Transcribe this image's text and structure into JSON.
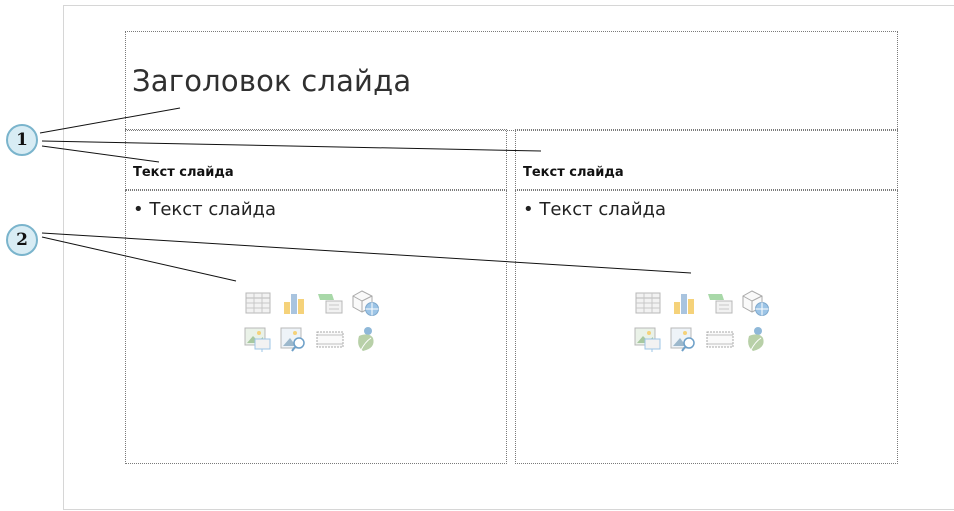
{
  "slide": {
    "title": "Заголовок слайда",
    "left_column": {
      "header": "Текст слайда",
      "bullet": "• Текст слайда"
    },
    "right_column": {
      "header": "Текст слайда",
      "bullet": "• Текст слайда"
    },
    "content_icons": [
      "insert-table-icon",
      "insert-chart-icon",
      "insert-smartart-icon",
      "insert-3d-model-icon",
      "insert-pictures-icon",
      "online-pictures-icon",
      "insert-video-icon",
      "insert-icons-icon"
    ]
  },
  "callouts": {
    "one": "1",
    "two": "2"
  },
  "colors": {
    "callout_fill": "#d8ecf4",
    "callout_border": "#7ab4cc",
    "placeholder_border": "#7a7a7a"
  }
}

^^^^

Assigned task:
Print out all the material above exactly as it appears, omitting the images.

Answer to the exercise:
Transcribe this image's text and structure into JSON.
{
  "slide": {
    "title": "Заголовок слайда",
    "left_column": {
      "header": "Текст слайда",
      "bullet": "• Текст слайда"
    },
    "right_column": {
      "header": "Текст слайда",
      "bullet": "• Текст слайда"
    },
    "content_icons": [
      "insert-table-icon",
      "insert-chart-icon",
      "insert-smartart-icon",
      "insert-3d-model-icon",
      "insert-pictures-icon",
      "online-pictures-icon",
      "insert-video-icon",
      "insert-icons-icon"
    ]
  },
  "callouts": {
    "one": "1",
    "two": "2"
  },
  "colors": {
    "callout_fill": "#d8ecf4",
    "callout_border": "#7ab4cc",
    "placeholder_border": "#7a7a7a"
  }
}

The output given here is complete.